For more information on addiction treatment, therapy and mental health, sober coaching, sober companions, or to inquire about our private concierge therapy services and/or our teletherapy services (online therapy/virtual therapy) in New York City please contact our undisclosed therapy office location in the Upper East Side of NYC today at (929) 220-2912.
What is the one thing spouses, children, parents and/or loved ones need to know about alcoholism and addiction?
There are many things loved ones of an addiction individual need to know about addiction itself, and about the family side of addiction as well.
Loved ones should know that addiction is a brain disease. Over time, the substance has hijacked the brain’s reward system, resulting in that individual relying on their substance of choice to receive pleasure and to feel good. Furthermore, Individuals who have developed addictions have neurally embedded associations and memories with their addictive behaviors, resulting in minuscule things triggering them that may not even enter our conscious mind. Addiction also negatively impacts the part of the brain responsible for impulse control. As such, relapse rates are unfortunately very high. Approximately 40-60% of individuals relapse within 30 days of leaving an inpatient treatment center, and up to 85% of individuals relapse within the first year. As such, loved ones must recognize that their loved one will not be “cured” by simply going away to a month of treatment, but rather they are in a life-long journey of recovery. The good news is that the longer an individual is able to maintain their sobriety, the greater chance they have of maintaining their long-term recovery. The first year is especially crucial, and therefore it is beneficial for the addicted individual to be engaged in some form of recovery related treatment or support group for their first year of recovery.
Loved ones of an addicted individual should also acknowledge that addiction is progressive in nature, meaning that the longer an individual is engaged in their substance use, the worse it will get over time. This is because of the individual’s tolerance, meaning that the individuals often requires more quantity and/or frequency of use over time in order to get the same desired effect. Consequences of drug and alcohol use also often get worse over time. As such, the sooner one is able to receive help the better off they will be. Ultimately, drug and alcohol use is fatal, and receiving help should not be something that is delayed.

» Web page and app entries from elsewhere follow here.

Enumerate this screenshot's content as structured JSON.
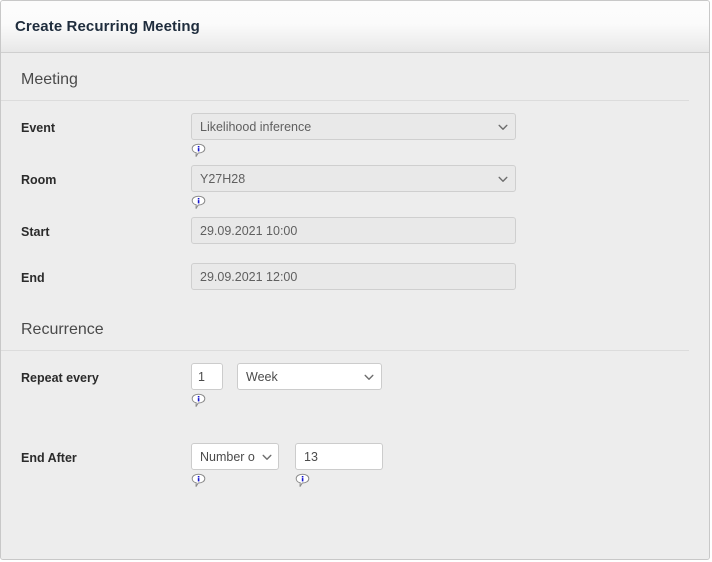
{
  "window": {
    "title": "Create Recurring Meeting"
  },
  "sections": {
    "meeting": {
      "title": "Meeting",
      "fields": {
        "event": {
          "label": "Event",
          "value": "Likelihood inference",
          "control": "select",
          "state": "disabled",
          "info_icon": "info-bubble-icon"
        },
        "room": {
          "label": "Room",
          "value": "Y27H28",
          "control": "select",
          "state": "disabled",
          "info_icon": "info-bubble-icon"
        },
        "start": {
          "label": "Start",
          "value": "29.09.2021 10:00",
          "control": "text",
          "state": "disabled"
        },
        "end": {
          "label": "End",
          "value": "29.09.2021 12:00",
          "control": "text",
          "state": "disabled"
        }
      }
    },
    "recurrence": {
      "title": "Recurrence",
      "fields": {
        "repeat_every": {
          "label": "Repeat every",
          "interval_value": "1",
          "unit_value": "Week",
          "info_icon": "info-bubble-icon"
        },
        "end_after": {
          "label": "End After",
          "type_value": "Number o",
          "count_value": "13",
          "info_icon_type": "info-bubble-icon",
          "info_icon_count": "info-bubble-icon"
        }
      }
    }
  },
  "colors": {
    "dialog_bg": "#ededed",
    "titlebar_top": "#fcfcfc",
    "titlebar_bottom": "#e7e7e7",
    "title_text": "#1f2d3d",
    "section_text": "#4a4a4a",
    "label_text": "#2b2b2b",
    "input_border": "#cccccc",
    "input_disabled_bg": "#e9e9e9",
    "info_icon_blue": "#1414cf"
  }
}
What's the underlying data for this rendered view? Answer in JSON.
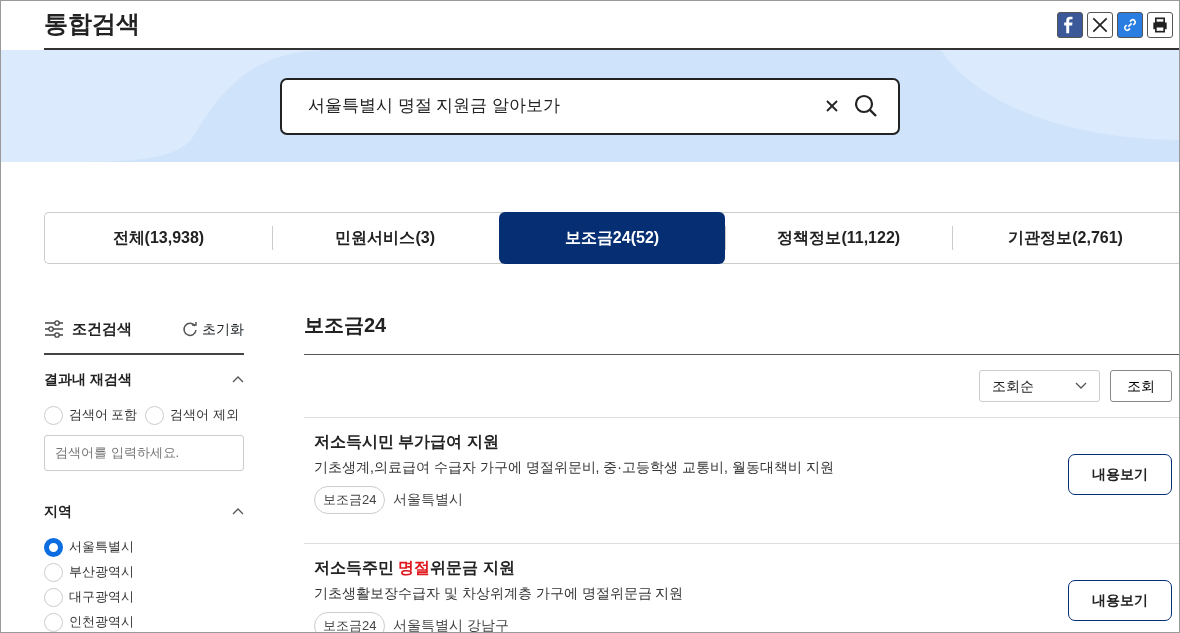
{
  "page_title": "통합검색",
  "share_buttons": [
    {
      "kind": "facebook"
    },
    {
      "kind": "x"
    },
    {
      "kind": "link"
    },
    {
      "kind": "print"
    }
  ],
  "search": {
    "value": "서울특별시 명절 지원금 알아보가"
  },
  "tabs": [
    {
      "label": "전체(13,938)",
      "selected": false
    },
    {
      "label": "민원서비스(3)",
      "selected": false
    },
    {
      "label": "보조금24(52)",
      "selected": true
    },
    {
      "label": "정책정보(11,122)",
      "selected": false
    },
    {
      "label": "기관정보(2,761)",
      "selected": false
    }
  ],
  "filter": {
    "title": "조건검색",
    "reset": "초기화",
    "sections": [
      {
        "title": "결과내 재검색",
        "expanded": true,
        "kind": "search",
        "options": [
          {
            "label": "검색어 포함",
            "selected": false
          },
          {
            "label": "검색어 제외",
            "selected": false
          }
        ],
        "placeholder": "검색어를 입력하세요."
      },
      {
        "title": "지역",
        "expanded": true,
        "kind": "list",
        "options": [
          {
            "label": "서울특별시",
            "selected": true
          },
          {
            "label": "부산광역시",
            "selected": false
          },
          {
            "label": "대구광역시",
            "selected": false
          },
          {
            "label": "인천광역시",
            "selected": false
          }
        ]
      }
    ]
  },
  "results": {
    "heading": "보조금24",
    "sort": "조회순",
    "sort_button": "조회",
    "items": [
      {
        "title": [
          {
            "text": "저소득시민 부가급여 지원",
            "highlight": false
          }
        ],
        "description": "기초생계,의료급여 수급자 가구에 명절위문비, 중·고등학생 교통비, 월동대책비 지원",
        "tag": "보조금24",
        "region": "서울특별시",
        "button": "내용보기"
      },
      {
        "title": [
          {
            "text": "저소득주민 ",
            "highlight": false
          },
          {
            "text": "명절",
            "highlight": true
          },
          {
            "text": "위문금 지원",
            "highlight": false
          }
        ],
        "description": "기초생활보장수급자 및 차상위계층 가구에 명절위문금 지원",
        "tag": "보조금24",
        "region": "서울특별시 강남구",
        "button": "내용보기"
      }
    ]
  }
}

While family members often feel helpless over their loved one’s addiction, they may have more power than they think. Loved one’s can stage a formal intervention in order to get their loved one into treatment. About 85% of professional interventions are successful. Contrary to popular belief, just because an individual is forced into treatment does not mean that their treatment outcome will not be successful.